I owe you the tale of a gruesome read, don't I? Well, it's not due out until April, but you don't mind, right?
Anne Green wakes up in the dark. She can't move. She can't see and she can't cry out. Her last memory is that of being hanged for a crime she did not commit. As she relives the events that led to her execution, there are people gathering around her motionless body. These people aren't her loving family assembled for her funeral, but doctors and students preparing to dissect her for science...The best part? It's based on true events from 1650.
"Cromwell, they say, is short and stocky, with warts over his face, and I know I should be very frightened if I came face to face with him. But not as frightened as I am now" p 11.*

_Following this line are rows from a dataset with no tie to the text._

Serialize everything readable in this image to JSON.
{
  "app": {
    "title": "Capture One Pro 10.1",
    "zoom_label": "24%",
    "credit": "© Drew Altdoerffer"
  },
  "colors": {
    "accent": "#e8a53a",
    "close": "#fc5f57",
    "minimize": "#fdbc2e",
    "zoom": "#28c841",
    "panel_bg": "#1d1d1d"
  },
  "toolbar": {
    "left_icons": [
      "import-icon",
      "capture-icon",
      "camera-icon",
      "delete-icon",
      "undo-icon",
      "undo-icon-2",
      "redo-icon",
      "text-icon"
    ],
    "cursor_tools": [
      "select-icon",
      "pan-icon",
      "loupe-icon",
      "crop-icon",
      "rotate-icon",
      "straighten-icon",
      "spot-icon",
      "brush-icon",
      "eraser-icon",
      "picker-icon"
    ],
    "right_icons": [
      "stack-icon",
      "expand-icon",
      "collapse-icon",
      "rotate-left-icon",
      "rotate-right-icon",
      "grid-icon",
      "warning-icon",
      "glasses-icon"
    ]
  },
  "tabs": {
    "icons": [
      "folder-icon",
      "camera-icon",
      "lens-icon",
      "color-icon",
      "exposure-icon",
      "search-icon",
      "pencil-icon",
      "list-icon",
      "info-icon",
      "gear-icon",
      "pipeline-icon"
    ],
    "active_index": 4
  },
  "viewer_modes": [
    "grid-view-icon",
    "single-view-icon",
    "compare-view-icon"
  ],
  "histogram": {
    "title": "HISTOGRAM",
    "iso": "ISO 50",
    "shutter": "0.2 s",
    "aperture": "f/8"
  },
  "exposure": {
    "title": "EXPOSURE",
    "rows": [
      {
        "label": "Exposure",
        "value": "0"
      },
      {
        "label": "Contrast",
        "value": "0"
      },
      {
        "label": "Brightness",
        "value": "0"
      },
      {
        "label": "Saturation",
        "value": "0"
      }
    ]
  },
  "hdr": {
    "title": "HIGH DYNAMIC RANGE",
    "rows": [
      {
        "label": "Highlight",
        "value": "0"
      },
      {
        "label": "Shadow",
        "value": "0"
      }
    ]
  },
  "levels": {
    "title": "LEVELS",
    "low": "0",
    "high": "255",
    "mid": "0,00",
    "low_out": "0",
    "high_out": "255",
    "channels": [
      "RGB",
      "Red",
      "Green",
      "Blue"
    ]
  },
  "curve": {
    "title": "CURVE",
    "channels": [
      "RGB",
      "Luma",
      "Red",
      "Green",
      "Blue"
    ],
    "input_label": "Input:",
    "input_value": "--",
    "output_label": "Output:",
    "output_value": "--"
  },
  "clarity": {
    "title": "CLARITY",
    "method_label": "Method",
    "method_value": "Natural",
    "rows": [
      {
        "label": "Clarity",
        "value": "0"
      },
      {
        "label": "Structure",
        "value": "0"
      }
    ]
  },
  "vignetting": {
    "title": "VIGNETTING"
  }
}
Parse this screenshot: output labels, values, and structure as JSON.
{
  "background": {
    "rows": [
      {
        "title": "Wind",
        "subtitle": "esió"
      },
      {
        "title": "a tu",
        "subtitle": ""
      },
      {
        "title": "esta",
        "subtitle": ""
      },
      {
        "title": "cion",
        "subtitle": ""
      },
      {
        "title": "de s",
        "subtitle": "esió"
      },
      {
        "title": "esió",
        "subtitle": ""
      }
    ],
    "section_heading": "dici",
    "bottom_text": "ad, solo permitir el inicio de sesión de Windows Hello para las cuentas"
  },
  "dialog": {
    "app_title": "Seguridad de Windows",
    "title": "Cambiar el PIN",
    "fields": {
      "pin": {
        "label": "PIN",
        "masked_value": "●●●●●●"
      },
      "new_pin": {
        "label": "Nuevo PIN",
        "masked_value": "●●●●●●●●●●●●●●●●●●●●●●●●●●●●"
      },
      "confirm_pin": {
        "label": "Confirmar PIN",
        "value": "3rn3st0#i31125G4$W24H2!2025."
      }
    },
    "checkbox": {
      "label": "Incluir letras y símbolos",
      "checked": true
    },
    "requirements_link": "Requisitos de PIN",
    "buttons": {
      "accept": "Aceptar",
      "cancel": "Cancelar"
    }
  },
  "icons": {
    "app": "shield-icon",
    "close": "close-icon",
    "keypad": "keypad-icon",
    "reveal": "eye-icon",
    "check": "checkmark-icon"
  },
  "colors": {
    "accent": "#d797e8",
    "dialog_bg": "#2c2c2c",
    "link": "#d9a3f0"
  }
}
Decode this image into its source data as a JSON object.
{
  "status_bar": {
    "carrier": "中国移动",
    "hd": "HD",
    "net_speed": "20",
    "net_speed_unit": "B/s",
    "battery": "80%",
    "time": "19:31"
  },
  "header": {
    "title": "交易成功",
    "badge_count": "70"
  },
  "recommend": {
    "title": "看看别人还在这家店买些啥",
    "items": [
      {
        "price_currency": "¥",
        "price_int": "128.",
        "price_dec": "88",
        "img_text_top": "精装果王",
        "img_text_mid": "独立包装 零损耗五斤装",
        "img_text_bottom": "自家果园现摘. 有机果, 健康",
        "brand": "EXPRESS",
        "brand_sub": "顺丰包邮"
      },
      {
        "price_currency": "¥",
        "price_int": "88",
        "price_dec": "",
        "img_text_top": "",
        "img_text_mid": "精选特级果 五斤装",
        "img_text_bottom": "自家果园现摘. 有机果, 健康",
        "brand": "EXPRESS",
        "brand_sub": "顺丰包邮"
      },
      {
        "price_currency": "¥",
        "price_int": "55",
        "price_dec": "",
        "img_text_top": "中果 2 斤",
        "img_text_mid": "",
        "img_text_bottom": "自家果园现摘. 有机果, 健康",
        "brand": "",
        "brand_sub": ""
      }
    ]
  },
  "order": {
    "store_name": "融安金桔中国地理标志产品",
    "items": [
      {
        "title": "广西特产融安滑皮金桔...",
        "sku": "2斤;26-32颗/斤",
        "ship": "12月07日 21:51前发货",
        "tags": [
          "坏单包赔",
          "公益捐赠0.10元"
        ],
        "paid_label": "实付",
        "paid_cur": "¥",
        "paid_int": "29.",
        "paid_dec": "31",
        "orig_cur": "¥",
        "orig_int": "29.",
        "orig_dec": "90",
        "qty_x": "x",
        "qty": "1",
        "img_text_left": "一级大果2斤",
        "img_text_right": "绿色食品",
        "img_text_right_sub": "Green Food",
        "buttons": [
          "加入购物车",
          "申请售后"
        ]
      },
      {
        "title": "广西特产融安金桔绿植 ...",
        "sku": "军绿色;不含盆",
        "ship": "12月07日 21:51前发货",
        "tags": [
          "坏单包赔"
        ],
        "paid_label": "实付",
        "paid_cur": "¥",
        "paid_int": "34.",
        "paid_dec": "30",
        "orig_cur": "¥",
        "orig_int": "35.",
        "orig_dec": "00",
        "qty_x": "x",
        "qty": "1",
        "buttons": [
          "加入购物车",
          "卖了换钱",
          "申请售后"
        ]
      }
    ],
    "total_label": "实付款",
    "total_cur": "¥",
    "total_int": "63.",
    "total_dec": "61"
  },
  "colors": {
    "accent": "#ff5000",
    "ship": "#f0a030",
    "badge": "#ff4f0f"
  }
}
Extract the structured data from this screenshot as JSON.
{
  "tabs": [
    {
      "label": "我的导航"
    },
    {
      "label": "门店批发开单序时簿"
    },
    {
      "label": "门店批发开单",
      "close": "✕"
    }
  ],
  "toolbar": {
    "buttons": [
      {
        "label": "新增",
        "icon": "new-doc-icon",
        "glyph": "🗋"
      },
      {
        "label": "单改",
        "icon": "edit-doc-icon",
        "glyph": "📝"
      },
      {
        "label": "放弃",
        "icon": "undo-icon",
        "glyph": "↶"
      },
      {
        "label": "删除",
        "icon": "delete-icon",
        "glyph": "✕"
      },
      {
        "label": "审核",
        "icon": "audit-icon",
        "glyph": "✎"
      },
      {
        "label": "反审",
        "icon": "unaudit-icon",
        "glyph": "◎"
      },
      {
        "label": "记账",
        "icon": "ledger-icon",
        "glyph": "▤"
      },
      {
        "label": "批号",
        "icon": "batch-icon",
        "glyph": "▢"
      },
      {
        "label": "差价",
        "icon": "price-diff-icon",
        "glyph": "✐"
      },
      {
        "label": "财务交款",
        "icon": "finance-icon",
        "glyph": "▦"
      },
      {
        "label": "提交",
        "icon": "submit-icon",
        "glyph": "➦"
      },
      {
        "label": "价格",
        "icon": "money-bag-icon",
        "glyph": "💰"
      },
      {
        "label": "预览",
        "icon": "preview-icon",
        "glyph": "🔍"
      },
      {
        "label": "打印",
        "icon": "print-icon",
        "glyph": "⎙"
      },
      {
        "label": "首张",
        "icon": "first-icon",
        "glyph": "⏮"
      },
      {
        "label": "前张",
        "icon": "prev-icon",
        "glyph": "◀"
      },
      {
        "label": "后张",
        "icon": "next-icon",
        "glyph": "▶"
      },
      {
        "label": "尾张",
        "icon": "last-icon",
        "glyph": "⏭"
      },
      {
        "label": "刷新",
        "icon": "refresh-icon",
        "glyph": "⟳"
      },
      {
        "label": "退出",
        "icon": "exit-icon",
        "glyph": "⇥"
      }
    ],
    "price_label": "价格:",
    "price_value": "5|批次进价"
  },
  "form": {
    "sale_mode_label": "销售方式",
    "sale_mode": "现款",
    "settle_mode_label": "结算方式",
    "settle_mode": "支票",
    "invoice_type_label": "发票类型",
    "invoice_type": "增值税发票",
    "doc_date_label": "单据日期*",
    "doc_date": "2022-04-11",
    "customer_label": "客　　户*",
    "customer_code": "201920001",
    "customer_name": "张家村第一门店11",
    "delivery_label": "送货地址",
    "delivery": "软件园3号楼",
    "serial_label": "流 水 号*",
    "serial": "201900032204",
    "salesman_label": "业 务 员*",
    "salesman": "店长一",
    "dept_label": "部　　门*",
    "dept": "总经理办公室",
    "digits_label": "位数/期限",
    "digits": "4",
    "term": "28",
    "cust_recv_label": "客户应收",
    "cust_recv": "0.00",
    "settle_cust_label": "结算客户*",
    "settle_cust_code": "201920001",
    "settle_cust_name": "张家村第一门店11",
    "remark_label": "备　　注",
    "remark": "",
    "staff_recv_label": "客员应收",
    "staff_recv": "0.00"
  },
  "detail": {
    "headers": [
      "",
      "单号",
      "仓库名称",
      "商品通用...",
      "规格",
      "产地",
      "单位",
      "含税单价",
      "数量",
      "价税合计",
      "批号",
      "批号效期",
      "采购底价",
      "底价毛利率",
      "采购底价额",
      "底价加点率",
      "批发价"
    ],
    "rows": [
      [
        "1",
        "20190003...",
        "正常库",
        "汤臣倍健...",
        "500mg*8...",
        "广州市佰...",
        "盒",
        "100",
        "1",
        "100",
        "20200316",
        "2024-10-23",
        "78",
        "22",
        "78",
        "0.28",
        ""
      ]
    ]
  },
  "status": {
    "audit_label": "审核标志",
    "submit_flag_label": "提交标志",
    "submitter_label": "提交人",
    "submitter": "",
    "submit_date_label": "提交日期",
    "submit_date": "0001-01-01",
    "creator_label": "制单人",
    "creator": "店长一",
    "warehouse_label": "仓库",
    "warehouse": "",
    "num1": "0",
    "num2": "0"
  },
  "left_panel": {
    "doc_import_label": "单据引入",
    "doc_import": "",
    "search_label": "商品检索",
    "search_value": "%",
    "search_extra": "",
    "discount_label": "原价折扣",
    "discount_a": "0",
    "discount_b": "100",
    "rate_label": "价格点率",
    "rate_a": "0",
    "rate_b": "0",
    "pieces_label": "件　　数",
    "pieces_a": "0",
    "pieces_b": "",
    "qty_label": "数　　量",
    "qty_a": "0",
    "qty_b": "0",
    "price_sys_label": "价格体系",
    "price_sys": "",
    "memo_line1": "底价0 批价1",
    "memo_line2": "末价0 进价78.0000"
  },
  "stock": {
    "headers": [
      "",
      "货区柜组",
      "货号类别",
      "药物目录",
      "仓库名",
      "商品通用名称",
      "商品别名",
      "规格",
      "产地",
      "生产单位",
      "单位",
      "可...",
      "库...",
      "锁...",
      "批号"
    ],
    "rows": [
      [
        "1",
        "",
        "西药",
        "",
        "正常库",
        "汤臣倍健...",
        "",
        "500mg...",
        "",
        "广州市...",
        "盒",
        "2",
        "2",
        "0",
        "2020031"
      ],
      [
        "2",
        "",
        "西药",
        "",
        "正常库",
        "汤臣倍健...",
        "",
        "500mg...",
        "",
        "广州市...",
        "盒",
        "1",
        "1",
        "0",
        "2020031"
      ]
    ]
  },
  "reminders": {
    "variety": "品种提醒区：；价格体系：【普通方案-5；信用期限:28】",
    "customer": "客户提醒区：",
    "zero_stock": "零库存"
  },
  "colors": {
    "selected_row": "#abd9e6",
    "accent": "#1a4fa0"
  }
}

Mary Hooper's written a lot of books, but Newes From the Dead happens to be my first of hers. I've been meaning to read At the Sign of the Sugared Plum for over a year, as I've got a thing about books depicting plague events, but well, you know how that goes.
Ok, the gruesome bits: Mostly having to do with the detail in which they go into about the hanging - that her brothers rushed forward to her dangling, struggling body to pull on her legs in order to hasten her death and lessen her pain. There was the guy who brutally struck her in her chest with the butt of a gun to assure her death. And then there's the doctors talking about her potential dissection. And, if you haven't caught on by now, SHE LIVED. Like, no kidding. Real events. There was a pamphlet. The prison was pretty awful, too. It's definitely enough to make you glad you can't travel in time.
The story is told largely in the alternating viewpoints of Anne and Robert, the medical student who first sees her twitch. Anne seems very much a simple country maid, naive and uneducated. Robert is clever, but crippled by a speech impediment. It's enjoyable, quick and illuminating. The most irritating fact, as explained in the author note, is that with infanticide the mother was guilty until proven innocent. And since women had no voice themselves, unless the mother had wealthy relatives, she was most likely poor and doomed. Have I mentioned that the prison was frightfully disgusting yet? It was. Seriously, don't get thrown in jail in the 1600s. Anne on her imprisonment:
"Surely if she was a witch the devil would have seen to it that she had more comfortable surroundings?" p 74.*
I feel it necessary to point out that this is the second recent book to feature the wrongful accusation of infanticide of a stillborn baby. A Swift Pure Cry is the other. Both set in the UK. Both historical. Dude, the 1980's ARE SO historical.
Oh, and by the way? I still hate Puritans.
*Page numbers refer to the Advanced Reader's Edition. Pages and quotes may change.